The NCAA Board of Governors said on Monday that it will not host championship events in states with laws that discriminate against transgender athletes.

“The NCAA Board of Governors firmly and unequivocally supports the opportunity for transgender student-athletes to compete in college sports,” the NCAA said in a statement. “This commitment is grounded in our values of inclusion and fair competition.”

“When determining where championships are held, NCAA policy directs that only locations where hosts can commit to providing an environment that is safe, healthy, and free of discrimination should be selected,” the NCAA said.

The statement comes as numerous states consider bills that would bar transgender girls and women from participating in female sports.

Last year, Idaho became the first state to approve such a law. While a judge has blocked its enforcement, other states, including Mississippi, Arkansas, and South Dakota, have followed in Idaho's footsteps.

In a tweet, the ACLU said that lawmakers should “take note.”

“Today the NCAA confirmed it will pull events from states with bills banning trans students from participating in school sports,” the ACLU said.

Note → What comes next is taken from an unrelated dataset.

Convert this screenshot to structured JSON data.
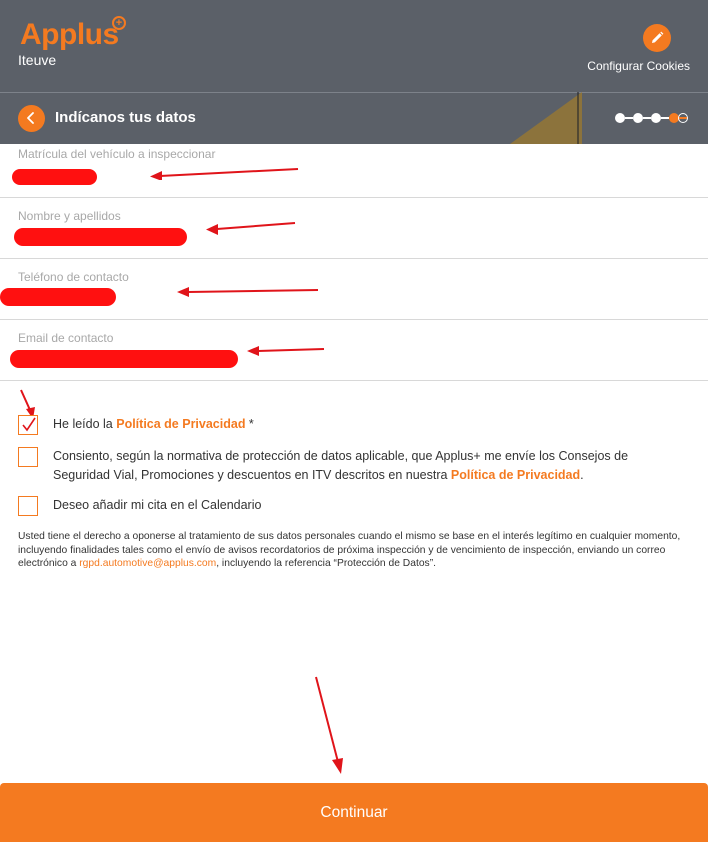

“State lawmakers take note: discrimination against trans youth is wrong, against the law, and costly,” the group added, possibly referring to last year's Supreme Court ruling in Bostock which found that gender identity is included in current civil rights laws.